Beijing, Oct 10: The media should be respected even if some of the reports are out of line, said a state-run Chinese daily after a newspaper was told to cancel an article exposing the luxurious lifestyle of an official.
Zhou Zhichen, president of the Yunnan-based City Times, Tuesday posted an emotional Weibo comment: “As a media person, I have never felt so angry and ashamed.”
An editorial in the Global Times said that the City Times published an article related to the director of the Fujian communication department Li Dejin, exposing his luxurious lifestyle.
The article said that Li wears a watch worth 50,000 yuan ($7,930) and a belt worth 13,000 yuan.
“However, City Times was requested to cancel the article and reprint the page. Netizens who disclosed this incident also posted a photo of the article in question,” said the editorial.
The daily said that though details of this incident are still unclear, “the media should be respected, even if some of the reports are out of line”.
“Newspapers can be asked to delete articles, but there should be sufficient grounds to do so. The authorities also have to reach a consensus with that newspaper,” it said.
The editorial wanted officials to respond to public doubts in a timely manner. “A wall of silence will only lead to more suspicion.”
It admitted that “Chinese media outlets are constantly frustrated by interference from special interest groups, sometimes even powerful individuals”.
“The more influential the outlet is, the more interventions it may suffer. This has put traditional media in a disadvantageous position compared to online media,” it noted.
It went on to say that if the report concerning Li is true, “the extreme measure of being forced to reprint should not be allowed to happen by any means”.
“Even if it contains a few inaccuracies, given the powerful influence of online public opinion, the effects can be controlled and remedied through statements or apologies. The easy decision to cancel an issue of a newspaper shows how media outlets are disrespected by people who hold power,” said the daily.
“They underestimate the consequences of decisions like this. This is no longer a time when information can be blocked or erased. Those who attempt to do so will only find themselves in more trouble.

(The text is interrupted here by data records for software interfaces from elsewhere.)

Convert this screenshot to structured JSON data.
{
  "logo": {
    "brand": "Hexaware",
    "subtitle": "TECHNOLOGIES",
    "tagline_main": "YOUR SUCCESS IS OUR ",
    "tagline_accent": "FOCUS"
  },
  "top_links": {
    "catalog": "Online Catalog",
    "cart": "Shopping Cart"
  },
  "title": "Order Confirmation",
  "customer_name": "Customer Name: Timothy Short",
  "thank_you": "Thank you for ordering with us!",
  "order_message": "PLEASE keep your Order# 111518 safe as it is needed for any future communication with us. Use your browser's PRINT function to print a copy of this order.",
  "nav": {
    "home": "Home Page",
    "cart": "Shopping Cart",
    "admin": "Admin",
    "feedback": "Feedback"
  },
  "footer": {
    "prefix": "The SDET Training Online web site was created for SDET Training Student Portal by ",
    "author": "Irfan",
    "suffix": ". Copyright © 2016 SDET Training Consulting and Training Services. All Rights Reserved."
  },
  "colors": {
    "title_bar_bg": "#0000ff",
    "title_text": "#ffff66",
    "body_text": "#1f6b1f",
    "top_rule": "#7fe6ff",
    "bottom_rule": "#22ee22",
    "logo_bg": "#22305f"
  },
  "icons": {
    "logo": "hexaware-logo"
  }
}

“Respecting the media should be the motto of those who hold public power. Trying to manipulate the media will incur a high price,” it added.